In multiple lumen applications, the bypass graft may have four or more openings to accommodate three or more fluid couplings to vasculature or organ cavities.
Alternative embodiment deployment systems use different approaches for graft fixation. For example,
Following insertion of the dilator through wall 166 of vessel 168, balloon 160 is inflated to temporarily secure the dilator, which also bends a portion of collet 164 into the retaining position as shown. An electrode 170, mounted on the exterior of balloon 160, receives a current from a signal wire contained in lumen 156, for thermally bonding collet 164 to the surrounding tissue. After thermal bonding, the balloon is deflated and the dilator withdrawn.

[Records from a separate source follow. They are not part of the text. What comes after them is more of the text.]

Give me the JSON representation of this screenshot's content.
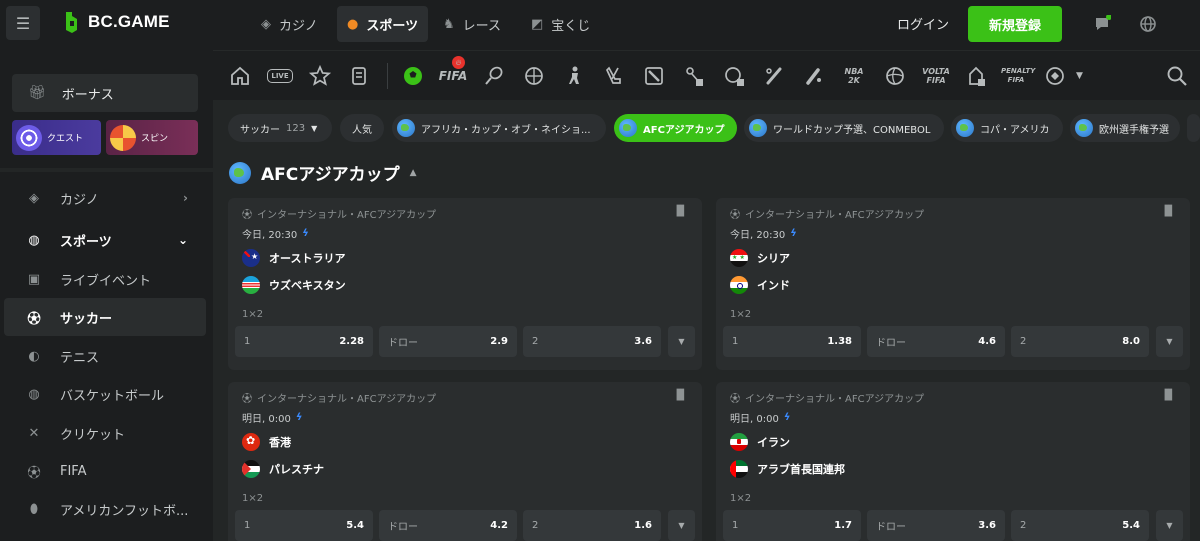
{
  "brand": {
    "name": "BC.GAME"
  },
  "header": {
    "tabs": [
      {
        "label": "カジノ",
        "icon": "casino-icon"
      },
      {
        "label": "スポーツ",
        "icon": "basketball-icon",
        "active": true
      },
      {
        "label": "レース",
        "icon": "horse-icon"
      },
      {
        "label": "宝くじ",
        "icon": "ticket-icon"
      }
    ],
    "login_label": "ログイン",
    "register_label": "新規登録"
  },
  "sidebar": {
    "bonus_label": "ボーナス",
    "quest_label": "クエスト",
    "spin_label": "スピン",
    "items": [
      {
        "label": "カジノ",
        "icon": "casino-icon"
      },
      {
        "label": "スポーツ",
        "icon": "basketball-icon"
      },
      {
        "label": "ライブイベント",
        "icon": "calendar-icon"
      },
      {
        "label": "サッカー",
        "icon": "soccer-ball-icon",
        "active": true
      },
      {
        "label": "テニス",
        "icon": "tennis-ball-icon"
      },
      {
        "label": "バスケットボール",
        "icon": "basketball-icon"
      },
      {
        "label": "クリケット",
        "icon": "cricket-icon"
      },
      {
        "label": "FIFA",
        "icon": "fifa-icon"
      },
      {
        "label": "アメリカンフットボ...",
        "icon": "american-football-icon"
      }
    ]
  },
  "sportbar": {
    "icons": [
      "home-icon",
      "live-icon",
      "star-icon",
      "betslip-icon",
      "soccer-ball-icon",
      "fifa-icon",
      "tennis-icon",
      "basketball-icon",
      "cs-icon",
      "hockey-icon",
      "dota-icon",
      "esports-soccer-icon",
      "golf-icon",
      "baseball-icon",
      "cricket-icon",
      "nba2k-icon",
      "volleyball-icon",
      "volta-fifa-icon",
      "e-hockey-icon",
      "penalty-fifa-icon",
      "more-sports-icon"
    ],
    "small_labels": {
      "live": "LIVE",
      "fifa": "FIFA",
      "nba2k": "NBA 2K",
      "volta": "VOLTA FIFA",
      "penalty": "PENALTY FIFA"
    }
  },
  "filters": {
    "sport": {
      "label": "サッカー",
      "count": "123"
    },
    "chips": [
      {
        "label": "人気",
        "globe": false
      },
      {
        "label": "アフリカ・カップ・オブ・ネイショ...",
        "globe": true
      },
      {
        "label": "AFCアジアカップ",
        "globe": true,
        "active": true
      },
      {
        "label": "ワールドカップ予選、CONMEBOL",
        "globe": true
      },
      {
        "label": "コパ・アメリカ",
        "globe": true
      },
      {
        "label": "欧州選手権予選",
        "globe": true
      }
    ]
  },
  "section": {
    "title": "AFCアジアカップ"
  },
  "matches": [
    {
      "league": "インターナショナル・AFCアジアカップ",
      "time": "今日, 20:30",
      "home": "オーストラリア",
      "home_flag": "f-au",
      "away": "ウズベキスタン",
      "away_flag": "f-uz",
      "market": "1×2",
      "odds": [
        {
          "label": "1",
          "value": "2.28"
        },
        {
          "label": "ドロー",
          "value": "2.9"
        },
        {
          "label": "2",
          "value": "3.6"
        }
      ]
    },
    {
      "league": "インターナショナル・AFCアジアカップ",
      "time": "今日, 20:30",
      "home": "シリア",
      "home_flag": "f-sy",
      "away": "インド",
      "away_flag": "f-in",
      "market": "1×2",
      "odds": [
        {
          "label": "1",
          "value": "1.38"
        },
        {
          "label": "ドロー",
          "value": "4.6"
        },
        {
          "label": "2",
          "value": "8.0"
        }
      ]
    },
    {
      "league": "インターナショナル・AFCアジアカップ",
      "time": "明日, 0:00",
      "home": "香港",
      "home_flag": "f-hk",
      "away": "パレスチナ",
      "away_flag": "f-ps",
      "market": "1×2",
      "odds": [
        {
          "label": "1",
          "value": "5.4"
        },
        {
          "label": "ドロー",
          "value": "4.2"
        },
        {
          "label": "2",
          "value": "1.6"
        }
      ]
    },
    {
      "league": "インターナショナル・AFCアジアカップ",
      "time": "明日, 0:00",
      "home": "イラン",
      "home_flag": "f-ir",
      "away": "アラブ首長国連邦",
      "away_flag": "f-ae",
      "market": "1×2",
      "odds": [
        {
          "label": "1",
          "value": "1.7"
        },
        {
          "label": "ドロー",
          "value": "3.6"
        },
        {
          "label": "2",
          "value": "5.4"
        }
      ]
    }
  ],
  "colors": {
    "accent_green": "#3bc117",
    "bg": "#232626",
    "panel": "#1c1e1f",
    "card": "#2a2d2e",
    "bolt_blue": "#3b8bff"
  }
}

Lumens 192 and 194, shown in
As shown in
To further assist positioning, magnets may be incorporated into the dilator near its distal tip, as indicated at 206 for a dilator 208 shown in
As seen in
Intralumenal graft deployment systems also utilize dilators and needles as described, but further incorporate catheters. A suitable arrangement, as shown in
An alternative arrangement, shown in
First, the catheter and other components are advanced intralumenally to the proximal side of lesion 250 as shown in
As seen in
When the dilator has been advanced to a point near a selected re-entry location, needle 248 is advanced beyond the dilator to puncture vessel wall 254 (
As seen in
After puncture and dilation with the dilator tip, dilator 268 can be advanced over the needle, outside of and along the vessel. The dilator is rotated, preferably by the catheter using non-circular profile features as described above, to reorient the tip and point it back toward the vessel as shown in
Then, with the tip of dilator 268 positioned against the vessel wall at the desired puncture location, needle 270 is advanced to form the puncture for a reentry orifice (
With the catheter secured, the dilator and needle are withdrawn, leaving the catheter alone as in
This procedure is particularly suited for smaller lesions, where the dilator need travel only a short distance along the vessel.
If desired, graft structural stability and fixation can be enhanced by forming grafts with two or more layers, with pockets formed between the layers to contain biocompatible foams which solidify when activated to provide further support. Drug solutions also can be provided in such pockets.
To improve graft radial expansion in conjunction with using the graft of
Thus, in accordance with the present invention, a more easily deployed graft is more reliably secured, to effectively bypass lesions and other blockages.
The patent applications cited herein are incorporated by reference, each in its entirety and for all purposes.